What do you want to do moving forward? I want to start letting people in, more personal intimacy - I want to focus on letting those emotions out, and feeling more a part of something, being not so uncomfortable around people - I want to focus on being open and staying connected with people - I want to focus on getting better, realizing that I am not to blame for everyone’s mistakes - I learned I do have a little voice; I just have to learn how to use it! I’m also trying to believe that I am not alone.
Did you participate in the art show? Yes, I pushed myself to do more than I was comfortable with and feel wonderful about it - Yes, I did. I shared a poem I wrote and my album. It was very empowering - Being an artist is as important as being an engineer.
How can we improve the retreat moving forward? Add an art or painting shop - More art projects - More structured art and a little more direction.

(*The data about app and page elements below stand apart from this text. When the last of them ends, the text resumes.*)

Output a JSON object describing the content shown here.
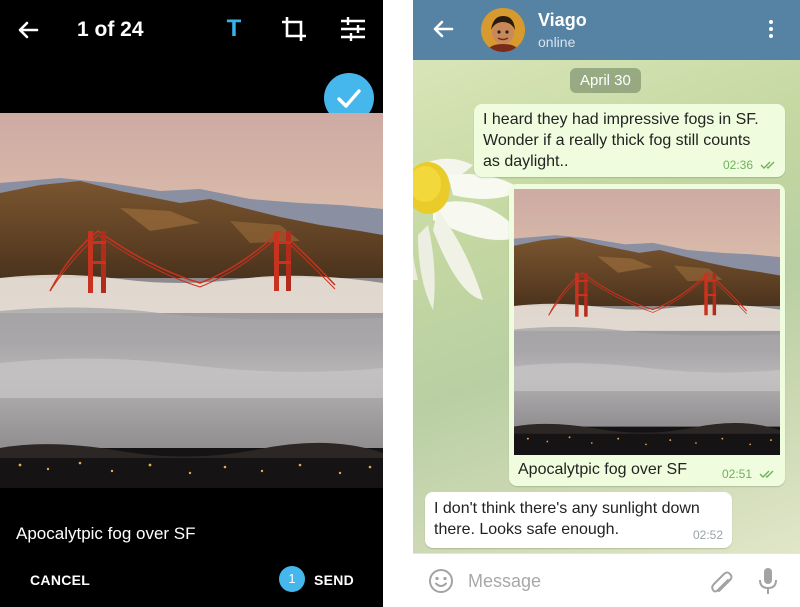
{
  "editor": {
    "counter": "1 of 24",
    "text_tool_label": "T",
    "caption": "Apocalytpic fog over SF",
    "cancel_label": "CANCEL",
    "selected_count": "1",
    "send_label": "SEND",
    "icons": [
      "back-arrow-icon",
      "text-icon",
      "crop-icon",
      "adjust-sliders-icon",
      "check-icon"
    ],
    "accent_color": "#45b7ec"
  },
  "chat": {
    "contact_name": "Viago",
    "contact_status": "online",
    "header_color": "#5682a3",
    "date_label": "April 30",
    "messages": [
      {
        "direction": "outgoing",
        "lines": [
          "I heard they had impressive fogs in SF.",
          "Wonder if a really thick fog still counts",
          "as daylight.."
        ],
        "time": "02:36",
        "read": true
      },
      {
        "direction": "outgoing",
        "type": "photo",
        "caption": "Apocalytpic fog over SF",
        "time": "02:51",
        "read": true
      },
      {
        "direction": "incoming",
        "lines": [
          "I don't think there's any sunlight down",
          "there. Looks safe enough."
        ],
        "time": "02:52"
      }
    ],
    "input": {
      "placeholder": "Message",
      "value": ""
    },
    "icons": [
      "back-arrow-icon",
      "more-vert-icon",
      "emoji-icon",
      "attach-icon",
      "mic-icon"
    ],
    "outgoing_bubble_color": "#effdde",
    "outgoing_time_color": "#6fb15c"
  }
}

What did you get from this retreat? Confidence, acceptance, love from staff – Friendship - I wouldn’t change anything - Having so many people around that I felt unconditional acceptance from. It made it easy to share - I think the most helpful aspect was the veterans, being around other people with similar stories - Co-ed helps me demonize the opposite sex less.
This was an amazing retreat that I was fortunate to attend. WOW! I couldn't have imagined the new tools I would get and the healing that would take place. An awesome organization that helped me feel so welcomed and loved. They have given me a gift to take with me and share with others. Can’t thank Jason Moon and his expert, loving staff enough! - Clara Acker (Army)